*** Opening of RECORDS SHOWN ***
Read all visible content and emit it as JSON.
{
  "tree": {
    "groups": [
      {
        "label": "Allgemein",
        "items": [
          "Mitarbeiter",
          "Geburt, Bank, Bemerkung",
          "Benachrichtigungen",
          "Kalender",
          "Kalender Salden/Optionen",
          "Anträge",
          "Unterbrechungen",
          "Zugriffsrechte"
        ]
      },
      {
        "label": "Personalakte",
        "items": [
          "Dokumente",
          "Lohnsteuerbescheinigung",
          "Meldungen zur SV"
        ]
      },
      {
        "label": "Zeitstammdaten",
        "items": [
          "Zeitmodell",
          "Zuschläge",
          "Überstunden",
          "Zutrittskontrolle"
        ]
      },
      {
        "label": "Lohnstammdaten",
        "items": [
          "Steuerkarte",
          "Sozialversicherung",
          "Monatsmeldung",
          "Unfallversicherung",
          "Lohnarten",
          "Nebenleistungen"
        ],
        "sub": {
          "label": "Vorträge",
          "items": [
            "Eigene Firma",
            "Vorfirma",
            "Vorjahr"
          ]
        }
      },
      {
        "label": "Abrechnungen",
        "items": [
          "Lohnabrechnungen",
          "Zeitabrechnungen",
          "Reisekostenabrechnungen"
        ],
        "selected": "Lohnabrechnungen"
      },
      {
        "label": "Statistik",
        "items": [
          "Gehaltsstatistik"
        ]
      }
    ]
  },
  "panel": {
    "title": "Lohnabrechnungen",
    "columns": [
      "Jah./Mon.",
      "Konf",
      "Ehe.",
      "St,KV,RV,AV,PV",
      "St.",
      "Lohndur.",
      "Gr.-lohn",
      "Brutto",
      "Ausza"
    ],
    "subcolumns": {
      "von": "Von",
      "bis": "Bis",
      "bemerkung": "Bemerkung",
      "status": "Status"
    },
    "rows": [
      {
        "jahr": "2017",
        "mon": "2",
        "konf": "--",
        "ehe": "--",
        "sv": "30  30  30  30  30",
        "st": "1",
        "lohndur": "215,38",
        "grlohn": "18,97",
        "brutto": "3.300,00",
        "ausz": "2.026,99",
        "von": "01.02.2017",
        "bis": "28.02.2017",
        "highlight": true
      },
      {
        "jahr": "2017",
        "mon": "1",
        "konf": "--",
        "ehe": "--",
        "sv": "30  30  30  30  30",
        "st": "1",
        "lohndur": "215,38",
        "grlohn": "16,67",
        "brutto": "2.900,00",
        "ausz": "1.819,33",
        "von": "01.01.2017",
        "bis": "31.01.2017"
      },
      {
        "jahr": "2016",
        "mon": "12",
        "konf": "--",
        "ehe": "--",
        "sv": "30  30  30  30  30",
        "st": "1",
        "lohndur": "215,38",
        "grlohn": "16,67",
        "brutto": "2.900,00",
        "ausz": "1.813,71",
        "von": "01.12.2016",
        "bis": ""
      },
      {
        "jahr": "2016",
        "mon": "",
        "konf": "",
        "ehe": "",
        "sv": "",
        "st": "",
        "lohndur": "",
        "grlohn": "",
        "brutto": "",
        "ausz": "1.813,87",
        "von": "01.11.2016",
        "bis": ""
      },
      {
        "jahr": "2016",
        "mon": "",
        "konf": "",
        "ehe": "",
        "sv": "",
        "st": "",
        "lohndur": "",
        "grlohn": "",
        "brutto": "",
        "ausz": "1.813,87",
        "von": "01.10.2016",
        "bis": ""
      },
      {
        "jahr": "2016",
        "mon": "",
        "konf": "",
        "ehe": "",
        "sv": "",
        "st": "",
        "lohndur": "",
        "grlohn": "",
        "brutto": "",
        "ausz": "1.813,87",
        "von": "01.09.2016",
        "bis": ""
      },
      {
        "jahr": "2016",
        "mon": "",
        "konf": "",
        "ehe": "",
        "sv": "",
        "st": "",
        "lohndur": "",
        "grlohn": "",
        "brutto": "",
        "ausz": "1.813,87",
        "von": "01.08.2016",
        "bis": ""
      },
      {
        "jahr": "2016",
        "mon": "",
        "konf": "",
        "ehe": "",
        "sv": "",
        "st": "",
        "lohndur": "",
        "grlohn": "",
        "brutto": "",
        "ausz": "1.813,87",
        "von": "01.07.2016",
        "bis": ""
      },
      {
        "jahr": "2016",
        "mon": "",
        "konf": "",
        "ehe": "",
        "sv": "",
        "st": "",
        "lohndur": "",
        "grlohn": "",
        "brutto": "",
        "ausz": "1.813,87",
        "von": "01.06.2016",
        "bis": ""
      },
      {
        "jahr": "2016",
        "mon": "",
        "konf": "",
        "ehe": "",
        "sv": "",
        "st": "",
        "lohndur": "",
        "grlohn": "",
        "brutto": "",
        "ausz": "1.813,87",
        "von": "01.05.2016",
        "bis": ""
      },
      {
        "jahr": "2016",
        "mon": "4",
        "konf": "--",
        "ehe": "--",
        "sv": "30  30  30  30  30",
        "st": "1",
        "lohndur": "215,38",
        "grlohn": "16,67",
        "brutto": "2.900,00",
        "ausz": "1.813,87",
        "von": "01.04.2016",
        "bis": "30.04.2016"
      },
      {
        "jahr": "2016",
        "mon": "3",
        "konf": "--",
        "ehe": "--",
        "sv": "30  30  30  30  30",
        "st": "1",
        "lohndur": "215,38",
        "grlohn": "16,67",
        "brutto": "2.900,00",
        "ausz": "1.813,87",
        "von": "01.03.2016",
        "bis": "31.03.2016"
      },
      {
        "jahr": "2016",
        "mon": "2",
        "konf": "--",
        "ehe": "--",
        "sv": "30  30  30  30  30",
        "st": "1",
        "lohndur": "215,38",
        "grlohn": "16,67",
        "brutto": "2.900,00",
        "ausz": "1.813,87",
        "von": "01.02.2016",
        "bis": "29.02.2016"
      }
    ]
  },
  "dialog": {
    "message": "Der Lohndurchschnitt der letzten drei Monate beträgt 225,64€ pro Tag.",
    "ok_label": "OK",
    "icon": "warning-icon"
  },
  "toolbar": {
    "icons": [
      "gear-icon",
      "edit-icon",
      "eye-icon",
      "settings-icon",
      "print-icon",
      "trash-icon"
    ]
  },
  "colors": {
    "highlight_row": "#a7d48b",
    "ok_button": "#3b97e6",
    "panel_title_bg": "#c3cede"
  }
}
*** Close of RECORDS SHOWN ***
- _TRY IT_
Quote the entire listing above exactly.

- _EXERCISE OUTPUT_
Read all visible content and emit it as JSON.
{
  "tree": {
    "groups": [
      {
        "label": "Allgemein",
        "items": [
          "Mitarbeiter",
          "Geburt, Bank, Bemerkung",
          "Benachrichtigungen",
          "Kalender",
          "Kalender Salden/Optionen",
          "Anträge",
          "Unterbrechungen",
          "Zugriffsrechte"
        ]
      },
      {
        "label": "Personalakte",
        "items": [
          "Dokumente",
          "Lohnsteuerbescheinigung",
          "Meldungen zur SV"
        ]
      },
      {
        "label": "Zeitstammdaten",
        "items": [
          "Zeitmodell",
          "Zuschläge",
          "Überstunden",
          "Zutrittskontrolle"
        ]
      },
      {
        "label": "Lohnstammdaten",
        "items": [
          "Steuerkarte",
          "Sozialversicherung",
          "Monatsmeldung",
          "Unfallversicherung",
          "Lohnarten",
          "Nebenleistungen"
        ],
        "sub": {
          "label": "Vorträge",
          "items": [
            "Eigene Firma",
            "Vorfirma",
            "Vorjahr"
          ]
        }
      },
      {
        "label": "Abrechnungen",
        "items": [
          "Lohnabrechnungen",
          "Zeitabrechnungen",
          "Reisekostenabrechnungen"
        ],
        "selected": "Lohnabrechnungen"
      },
      {
        "label": "Statistik",
        "items": [
          "Gehaltsstatistik"
        ]
      }
    ]
  },
  "panel": {
    "title": "Lohnabrechnungen",
    "columns": [
      "Jah./Mon.",
      "Konf",
      "Ehe.",
      "St,KV,RV,AV,PV",
      "St.",
      "Lohndur.",
      "Gr.-lohn",
      "Brutto",
      "Ausza"
    ],
    "subcolumns": {
      "von": "Von",
      "bis": "Bis",
      "bemerkung": "Bemerkung",
      "status": "Status"
    },
    "rows": [
      {
        "jahr": "2017",
        "mon": "2",
        "konf": "--",
        "ehe": "--",
        "sv": "30  30  30  30  30",
        "st": "1",
        "lohndur": "215,38",
        "grlohn": "18,97",
        "brutto": "3.300,00",
        "ausz": "2.026,99",
        "von": "01.02.2017",
        "bis": "28.02.2017",
        "highlight": true
      },
      {
        "jahr": "2017",
        "mon": "1",
        "konf": "--",
        "ehe": "--",
        "sv": "30  30  30  30  30",
        "st": "1",
        "lohndur": "215,38",
        "grlohn": "16,67",
        "brutto": "2.900,00",
        "ausz": "1.819,33",
        "von": "01.01.2017",
        "bis": "31.01.2017"
      },
      {
        "jahr": "2016",
        "mon": "12",
        "konf": "--",
        "ehe": "--",
        "sv": "30  30  30  30  30",
        "st": "1",
        "lohndur": "215,38",
        "grlohn": "16,67",
        "brutto": "2.900,00",
        "ausz": "1.813,71",
        "von": "01.12.2016",
        "bis": ""
      },
      {
        "jahr": "2016",
        "mon": "",
        "konf": "",
        "ehe": "",
        "sv": "",
        "st": "",
        "lohndur": "",
        "grlohn": "",
        "brutto": "",
        "ausz": "1.813,87",
        "von": "01.11.2016",
        "bis": ""
      },
      {
        "jahr": "2016",
        "mon": "",
        "konf": "",
        "ehe": "",
        "sv": "",
        "st": "",
        "lohndur": "",
        "grlohn": "",
        "brutto": "",
        "ausz": "1.813,87",
        "von": "01.10.2016",
        "bis": ""
      },
      {
        "jahr": "2016",
        "mon": "",
        "konf": "",
        "ehe": "",
        "sv": "",
        "st": "",
        "lohndur": "",
        "grlohn": "",
        "brutto": "",
        "ausz": "1.813,87",
        "von": "01.09.2016",
        "bis": ""
      },
      {
        "jahr": "2016",
        "mon": "",
        "konf": "",
        "ehe": "",
        "sv": "",
        "st": "",
        "lohndur": "",
        "grlohn": "",
        "brutto": "",
        "ausz": "1.813,87",
        "von": "01.08.2016",
        "bis": ""
      },
      {
        "jahr": "2016",
        "mon": "",
        "konf": "",
        "ehe": "",
        "sv": "",
        "st": "",
        "lohndur": "",
        "grlohn": "",
        "brutto": "",
        "ausz": "1.813,87",
        "von": "01.07.2016",
        "bis": ""
      },
      {
        "jahr": "2016",
        "mon": "",
        "konf": "",
        "ehe": "",
        "sv": "",
        "st": "",
        "lohndur": "",
        "grlohn": "",
        "brutto": "",
        "ausz": "1.813,87",
        "von": "01.06.2016",
        "bis": ""
      },
      {
        "jahr": "2016",
        "mon": "",
        "konf": "",
        "ehe": "",
        "sv": "",
        "st": "",
        "lohndur": "",
        "grlohn": "",
        "brutto": "",
        "ausz": "1.813,87",
        "von": "01.05.2016",
        "bis": ""
      },
      {
        "jahr": "2016",
        "mon": "4",
        "konf": "--",
        "ehe": "--",
        "sv": "30  30  30  30  30",
        "st": "1",
        "lohndur": "215,38",
        "grlohn": "16,67",
        "brutto": "2.900,00",
        "ausz": "1.813,87",
        "von": "01.04.2016",
        "bis": "30.04.2016"
      },
      {
        "jahr": "2016",
        "mon": "3",
        "konf": "--",
        "ehe": "--",
        "sv": "30  30  30  30  30",
        "st": "1",
        "lohndur": "215,38",
        "grlohn": "16,67",
        "brutto": "2.900,00",
        "ausz": "1.813,87",
        "von": "01.03.2016",
        "bis": "31.03.2016"
      },
      {
        "jahr": "2016",
        "mon": "2",
        "konf": "--",
        "ehe": "--",
        "sv": "30  30  30  30  30",
        "st": "1",
        "lohndur": "215,38",
        "grlohn": "16,67",
        "brutto": "2.900,00",
        "ausz": "1.813,87",
        "von": "01.02.2016",
        "bis": "29.02.2016"
      }
    ]
  },
  "dialog": {
    "message": "Der Lohndurchschnitt der letzten drei Monate beträgt 225,64€ pro Tag.",
    "ok_label": "OK",
    "icon": "warning-icon"
  },
  "toolbar": {
    "icons": [
      "gear-icon",
      "edit-icon",
      "eye-icon",
      "settings-icon",
      "print-icon",
      "trash-icon"
    ]
  },
  "colors": {
    "highlight_row": "#a7d48b",
    "ok_button": "#3b97e6",
    "panel_title_bg": "#c3cede"
  }
}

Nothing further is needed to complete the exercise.